  23. 23. Preparing for the call <ul><li>Preparation is vital - use ISBAR to prepare </li></ul><ul><li>Make sure YOU are clear on the reason for referral </li></ul><ul><li>before calling </li></ul><ul><li>Write down your questions </li></ul><ul><li>Document a written referral in the notes as per the </li></ul><ul><li>practice for formal referrals in your hospital or include in </li></ul><ul><li>nursing notes </li></ul><ul><li>Gather relevant patient details, notes, charts, ECGs, </li></ul><ul><li>observations etc before making the call </li></ul><ul><li>Have pen and paper on hand to write down names, </li></ul><ul><li>numbers and instructions, or use the ISBAR documentation form </li></ul>
  24. 24. ISBAR template form <ul><li>Use this form </li></ul><ul><li>to prepare before </li></ul><ul><li>presenting your client </li></ul>
  25. 25. Video 3 – how to do it properly <ul><li>Click on the black box to watch the last clip </li></ul><ul><li>What are your thoughts on this attempt at making a </li></ul><ul><li>referral? </li></ul><ul><li>This is an example of ISBAR in action! </li></ul>
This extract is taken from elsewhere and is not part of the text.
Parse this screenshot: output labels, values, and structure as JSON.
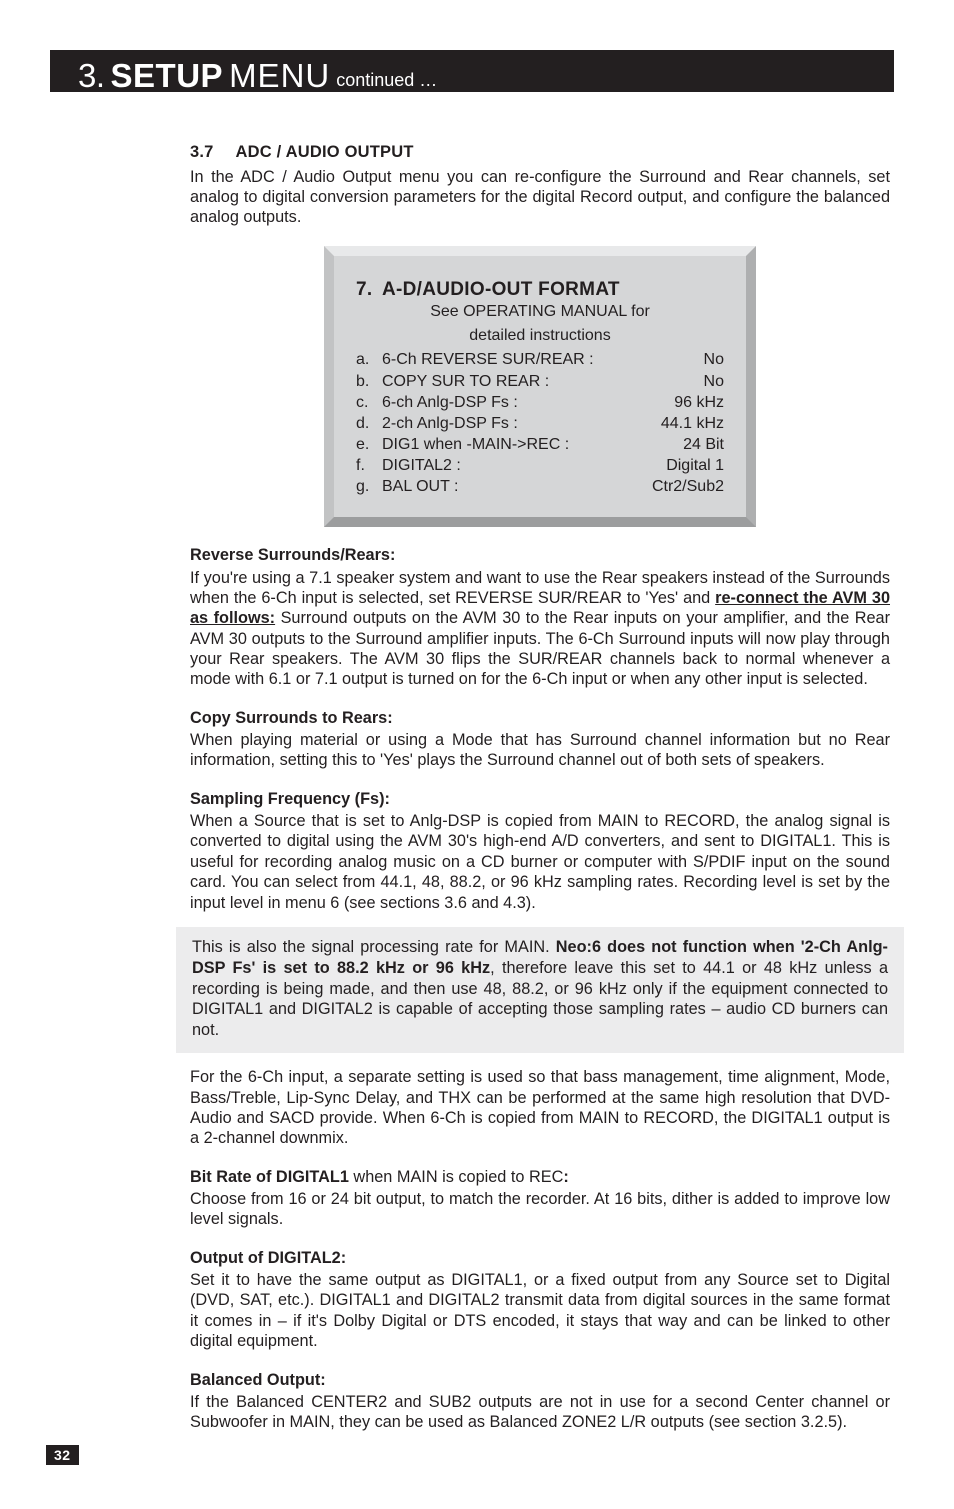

  26. 26. Remember, ISBAR can be brief <ul><li>• I - “Hi, I’m Carol, an ANUM in Acute today” </li></ul><ul><li>• S - “I would like you to come and see a 21 year old man who has had a significant skin reaction to an IV antibiotic” </li></ul><ul><li>• B - “He was admitted this morning for treatment of an </li></ul><ul><li>appendicectomy wound infection. He is a type 1 diabetic. </li></ul><ul><li>He has just had his first dose of Gentamicin,Metronidazole and Ampicillin” </li></ul><ul><li>• A – “He is anxious and appears flushed with an erythemous rash on his chest and arms. His blood pressure is normal” </li></ul><ul><li>• R - “Are you able to see him urgently?” </li></ul><ul><li>“ What would you like me to do in the meantime?” </li></ul>
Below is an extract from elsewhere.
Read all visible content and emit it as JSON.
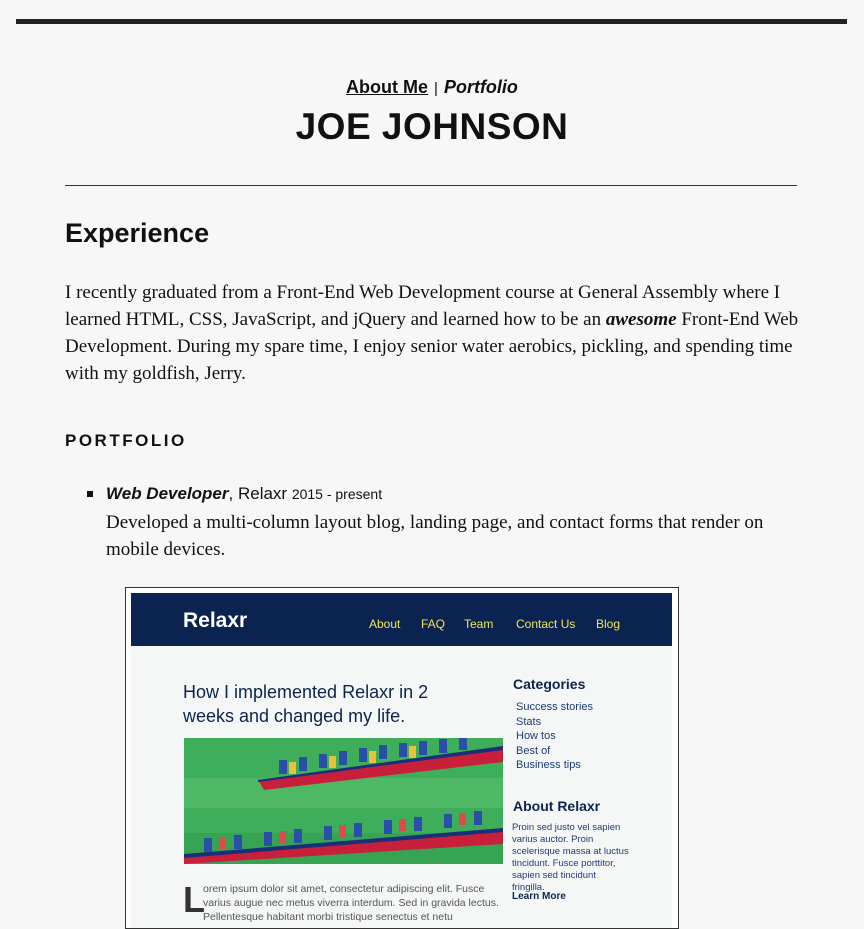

  27. 27. Receiving a referral or handover <ul><li>Don’t forget you can help – you may need to help people stay on track – consider asking the following questions </li></ul><ul><li>– Are we using the ISBAR format? </li></ul><ul><li>– Can you give this to me in ISBAR format? </li></ul><ul><li>– Can you please identify …. patient’s name, location? </li></ul><ul><li>– What is the Situation? </li></ul><ul><li>– What is the Background? </li></ul><ul><li>– What is your Assessment? </li></ul><ul><li>– What do you think needs to happen? </li></ul>
  28. 28. Other applications of ISBAR <ul><li>Making a written referral </li></ul><ul><li>Presenting a case on a ‘ward round’ </li></ul><ul><li>Handing over a complicated patient to covering staff </li></ul><ul><li>When transferring or receiving a patient from ED </li></ul><ul><li>‘Standardised Forms’ development </li></ul>
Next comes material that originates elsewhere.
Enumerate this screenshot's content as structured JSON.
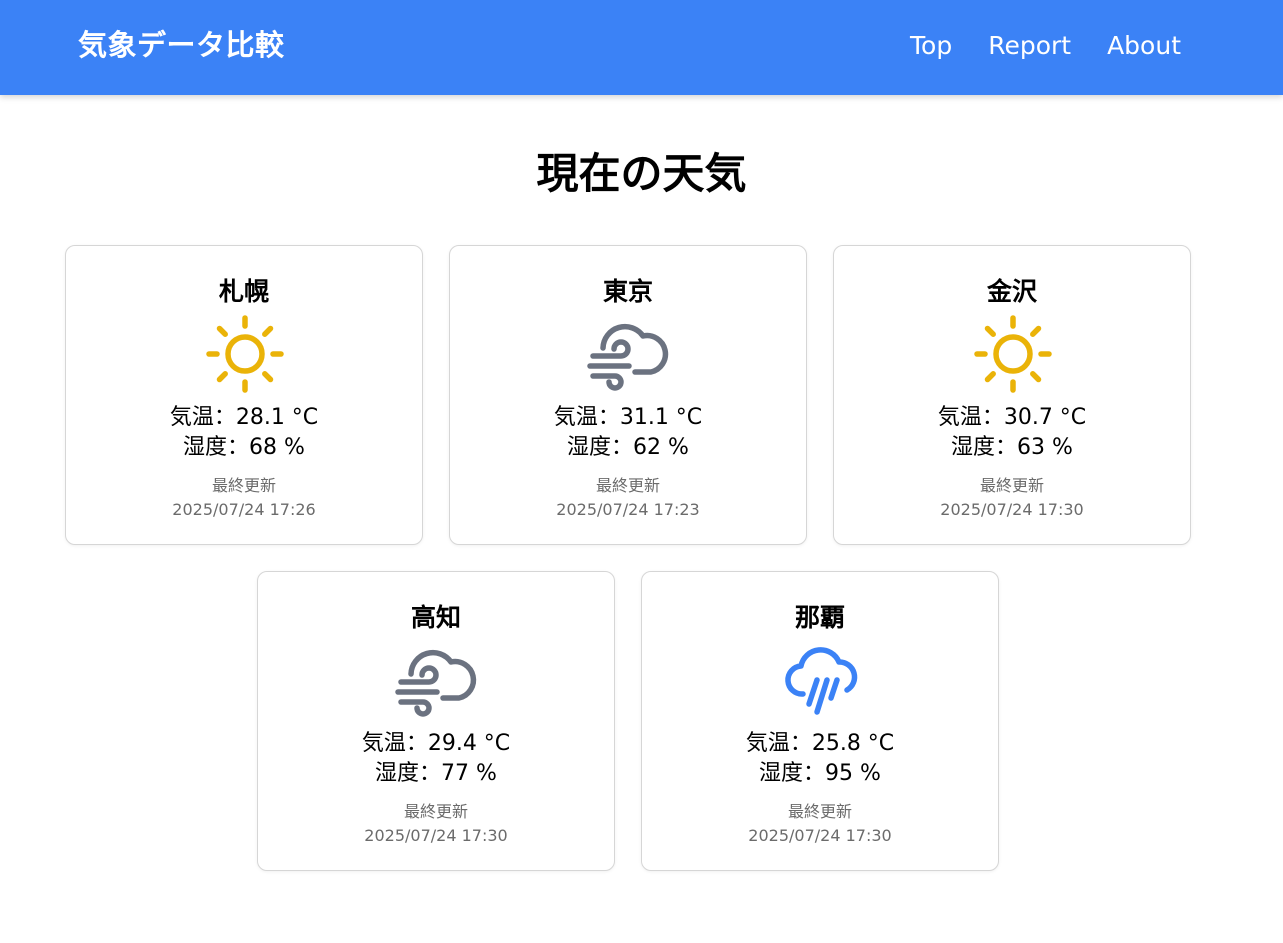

  29. 29. How are we going to use ISBAR at UMHCS? <ul><li>At nursing handover </li></ul><ul><li>Making calls to our GP’s, or other allied health professional referrals </li></ul><ul><li>To present patients at the Continuum of Care meeting or brief </li></ul><ul><li>In our written documentation </li></ul><ul><li>As part of the review process of a number of our forms we use including the Multidisciplinary Assessment Tool, Referral forms etc – this is part of the PDSA project </li></ul><ul><li>To improve the quality of the information we share among one another about our clients and patients </li></ul><ul><li>To improve our efficiency and time during handover and meetings </li></ul>
  30. 30. What next? <ul><li>Print out your certificate of completion </li></ul><ul><li>Start practicing using ISBAR in your daily work </li></ul><ul><li>Be ready to start the trial of using ISBAR in nursing handover on May 30 </li></ul><ul><li>Feel free to see Sharon Ed, Krystal Sheehan, Liz Wallace Joy Gadd or Fiona O’Toole if you have any further questions or need clarification, they’re the group working on SBAR and the whiteboard for the TeamSTEPPS project </li></ul>